Cinsaut is also cultivated in Morocco and Lebanon, as well as in California that in 2008 had just 47 HA.

(Information on the grape variety taken from¬†Wine Grapes, by Robinson-Harding-Vouillamoz, Allen Lane 2012 ‚Äď for more information about this and more grape varieties, check out our¬†Grape Variety Archive)

About the Producer and the Estate

The history of Domaine Chante Cigale starts in 1874, when the then owner Mr Hyppolite Jourdan named his 28 HA estate¬†‚ÄúClos Chante Cigale‚ÄĚ (meaning, ‚Äúvineyard of the singing cricket‚ÄĚ). The name of the estate was then changed to the current ‚ÄúDomaine Chante Cigale‚ÄĚ in 1936, when its wines earned the AOC appellation.

Currently, the wine is made from a blend of 65% Grenache, 20% Syrah, 10% Mourvedre and 5% Cinsaut grapes that grow in 33 HA of vineyards on a soil that is a mix of limestone, sand and pebbles. Grapevine density ranges from 2,500 to 4,500 vines/HA and the average age of the vines is 45 years. Total production is 120,000 bottles per year.

Our Detailed Review

The wine that we are going to review today is Domaine Chante Cigale, Ch√Ęteauneuf-du-Pape¬†AOC, 2009.

The wine was a whopping 15% ABV and the proportions of the blend were 65% Grenache, 20% Syrah, 10% Mourvédre and 5% Cinsaut (for more information about those grape varieties, check out our Grape Variety Archive). In the U.S. it retails for about $35.

The grapes underwent a 5-day prefermentative cold maceration phase at 50F/10C, followed by a 28 to 35 day fermentation and maceration phase with punch-downs and pump-overs. The wine then aged for 15 to 18 months 70% in concrete vats and 30% in new oak barrels.

As always, for my review I will use a simplified version of the ISA wine tasting protocol that we described in a previous post: should you have doubts as to any of the terms used below please refer to that post for a refresher. For your own structured wine tastings, consider downloading our FsT Wine Tasting Chart!

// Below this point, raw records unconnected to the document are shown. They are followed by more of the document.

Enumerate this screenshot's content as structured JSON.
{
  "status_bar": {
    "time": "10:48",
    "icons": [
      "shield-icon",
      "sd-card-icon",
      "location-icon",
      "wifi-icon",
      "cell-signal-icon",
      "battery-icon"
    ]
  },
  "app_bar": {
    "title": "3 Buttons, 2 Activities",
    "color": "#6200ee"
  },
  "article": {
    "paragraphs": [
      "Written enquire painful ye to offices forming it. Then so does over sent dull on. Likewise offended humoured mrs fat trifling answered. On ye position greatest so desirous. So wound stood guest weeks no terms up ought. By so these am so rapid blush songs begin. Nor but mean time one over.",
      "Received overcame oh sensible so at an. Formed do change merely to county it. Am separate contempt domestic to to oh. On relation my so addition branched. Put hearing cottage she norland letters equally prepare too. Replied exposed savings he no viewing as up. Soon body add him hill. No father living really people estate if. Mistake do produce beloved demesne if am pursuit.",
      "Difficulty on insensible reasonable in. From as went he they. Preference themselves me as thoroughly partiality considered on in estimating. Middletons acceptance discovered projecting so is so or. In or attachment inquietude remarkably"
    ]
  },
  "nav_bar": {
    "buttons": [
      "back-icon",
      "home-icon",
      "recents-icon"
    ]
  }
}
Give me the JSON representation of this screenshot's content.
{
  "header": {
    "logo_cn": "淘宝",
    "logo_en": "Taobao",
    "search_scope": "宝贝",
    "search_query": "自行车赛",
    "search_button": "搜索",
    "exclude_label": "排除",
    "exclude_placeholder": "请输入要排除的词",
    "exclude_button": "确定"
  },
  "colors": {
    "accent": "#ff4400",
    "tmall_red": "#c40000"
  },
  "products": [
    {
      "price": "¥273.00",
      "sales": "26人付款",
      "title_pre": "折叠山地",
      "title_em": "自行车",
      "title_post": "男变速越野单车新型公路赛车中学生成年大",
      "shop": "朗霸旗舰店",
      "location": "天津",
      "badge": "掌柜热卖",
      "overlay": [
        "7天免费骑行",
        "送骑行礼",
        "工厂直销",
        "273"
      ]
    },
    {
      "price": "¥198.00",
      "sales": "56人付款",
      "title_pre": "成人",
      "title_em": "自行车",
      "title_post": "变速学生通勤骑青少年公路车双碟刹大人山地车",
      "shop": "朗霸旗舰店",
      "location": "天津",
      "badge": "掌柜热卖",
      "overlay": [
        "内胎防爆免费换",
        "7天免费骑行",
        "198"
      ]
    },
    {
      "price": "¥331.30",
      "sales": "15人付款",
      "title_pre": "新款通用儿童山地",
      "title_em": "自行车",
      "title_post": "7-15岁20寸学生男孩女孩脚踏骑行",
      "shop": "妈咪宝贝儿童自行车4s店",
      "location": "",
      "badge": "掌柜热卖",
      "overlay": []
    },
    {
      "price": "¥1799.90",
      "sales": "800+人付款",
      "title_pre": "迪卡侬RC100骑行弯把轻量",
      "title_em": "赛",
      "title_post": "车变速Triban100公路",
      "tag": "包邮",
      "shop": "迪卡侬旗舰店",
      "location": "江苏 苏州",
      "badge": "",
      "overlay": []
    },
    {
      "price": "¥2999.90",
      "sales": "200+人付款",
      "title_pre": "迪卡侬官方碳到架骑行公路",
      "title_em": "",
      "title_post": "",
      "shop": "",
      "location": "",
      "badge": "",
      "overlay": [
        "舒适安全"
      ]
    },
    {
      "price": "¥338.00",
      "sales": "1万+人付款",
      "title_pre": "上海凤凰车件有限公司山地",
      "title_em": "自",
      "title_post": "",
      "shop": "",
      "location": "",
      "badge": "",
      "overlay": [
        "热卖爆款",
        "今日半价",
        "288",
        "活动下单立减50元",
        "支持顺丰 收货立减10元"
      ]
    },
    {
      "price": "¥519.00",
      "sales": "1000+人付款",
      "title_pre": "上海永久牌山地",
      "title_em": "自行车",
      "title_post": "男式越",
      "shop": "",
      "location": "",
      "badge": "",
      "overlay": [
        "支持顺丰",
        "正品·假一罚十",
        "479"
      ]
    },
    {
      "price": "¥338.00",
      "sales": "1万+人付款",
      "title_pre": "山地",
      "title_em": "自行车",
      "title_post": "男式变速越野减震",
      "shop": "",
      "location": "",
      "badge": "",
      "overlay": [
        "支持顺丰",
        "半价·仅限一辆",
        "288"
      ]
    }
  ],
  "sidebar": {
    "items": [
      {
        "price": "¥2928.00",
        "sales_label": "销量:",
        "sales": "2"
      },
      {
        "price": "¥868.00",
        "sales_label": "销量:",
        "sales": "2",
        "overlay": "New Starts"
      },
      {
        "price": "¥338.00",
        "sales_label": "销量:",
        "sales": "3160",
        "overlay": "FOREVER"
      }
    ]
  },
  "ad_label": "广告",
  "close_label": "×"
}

In the glass, the wine was ruby red and viscous.

On the nose, its bouquet was intense, complex and fine, presenting an impressive kaleidoscope of aromas: tart cherry, black currant, wild berries, violet,  cocoa, wet soil, leather, sweet tobacco, rosemary, vanilla, licorice, black pepper, forest floor and a barnyard note.

In the mouth, the wine was dry, had high ABV, and was smooth; it was still moderately acidic, moderately tannic and tasty. It was full bodied and balanced, with intense and fine mouth flavors of tart cherry, wild berries, dark chocolate, licorice, rosemary and a peppery note. It had a medium finish and its evolutionary state was ready approaching maturity, meaning great to be enjoyed now but suitable to be kept in the cellar for not more than a couple more years.